What would the world be like if 80 percent of the population manifested superpowers called “Quirks”? Heroes and villains would be battling it out everywhere! Being a hero would mean learning to use your power, but where would you go to study? The Hero Academy of course! But what would you do if you were one of the 20 percent who were born Quirkless?
That is the first paragraph of the synopsis on the back of My Hero Academia Vol. 1. I know the anime is super popular here in the United States so I thought I would give the manga a try before watching the anime. And truth be told, it took only the first paragraph to pique my interest in buying the book. I wanted to learn more.
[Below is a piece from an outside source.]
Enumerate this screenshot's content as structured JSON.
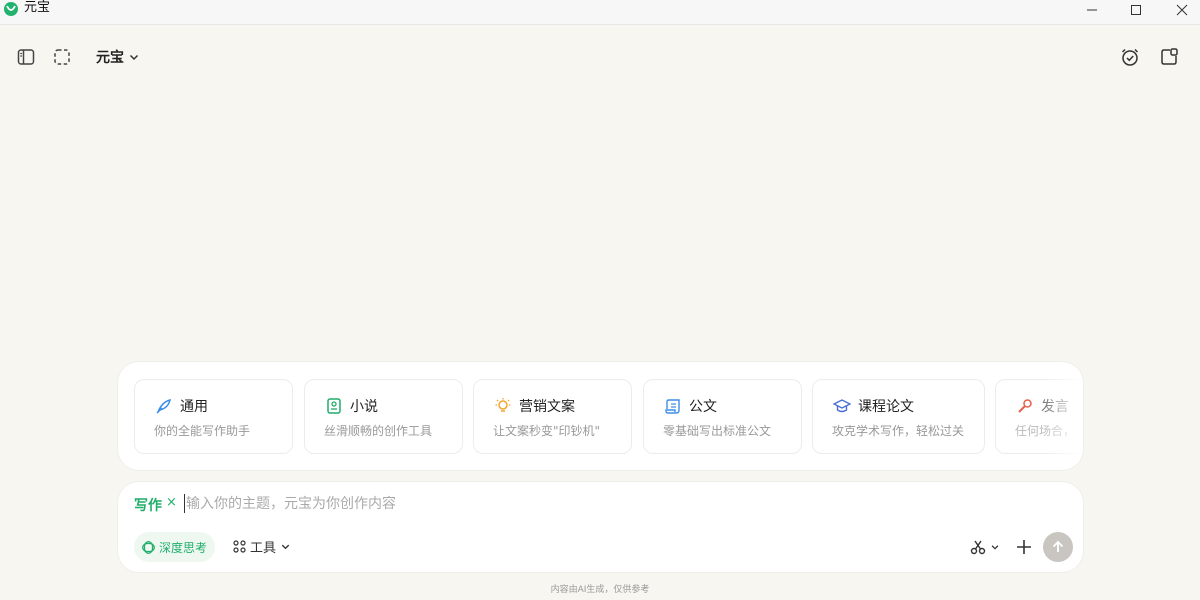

When I completed reading the first volume (or first book), I understood the need for a “shakeup” in the hero/villain trope. Why do I say that? Because this book goes so far out of its way to illustrate that point. Superpowers are called “Quirks” and those without are called “Quirkless”. Not much to the imagination on defining opposites but I got the feeling that was also the point.
Izuku Midoriya wants nothing more than to be a hero like his friends. But he doesn’t have a quirk like them. He’s part of the 20 percent who were not born with a Quirk. All the while, he idolizes hero icons like All Might. A hero is in his own right but loud and boisterous like a campy but cringy version of Robert Downey Jr.’s ego. Midoriya’s dream is to attend the U.A. High School even though he knows he doesn’t have a quirk.
Caught in the wrong place at the wrong time while out on a walk after some mercilessly bullying from friend to bully Katsuki Bakugo, Midoriya is caught between a slimy villain and All Might himself. The slimy villain escapes from imprisonment from inside a soda bottle following several hilarious and not so hilarious moments. Later, Bakugo is being slowly enveloped by the gelatinous creature. Midoriya unexpectedly finds himself running towards the villain, ultimately saving his former friend’s life.
This doesn’t go unnoticed.
I won’t spoil the book further.
There were plenty of things to enjoy about this first volume, but let me tell you what I didn’t enjoy: the time jumps and pacing. I get it, it’s good to include a backstory early on. Its use was appropriate in this book, but it constantly shifts back and forth between a backstory and current time over several pages. Volume one’s pacing felt rushed as if trying to cram in as many details as possible rather throughout the book. Certain conflicts felt rushed when they could’ve been drawn out by just a couple more pages, if not an entire chapter.
Overall, I would give this book 4 stars out of 5.
What did you think of the first book?
Were there any moments you enjoyed more than others?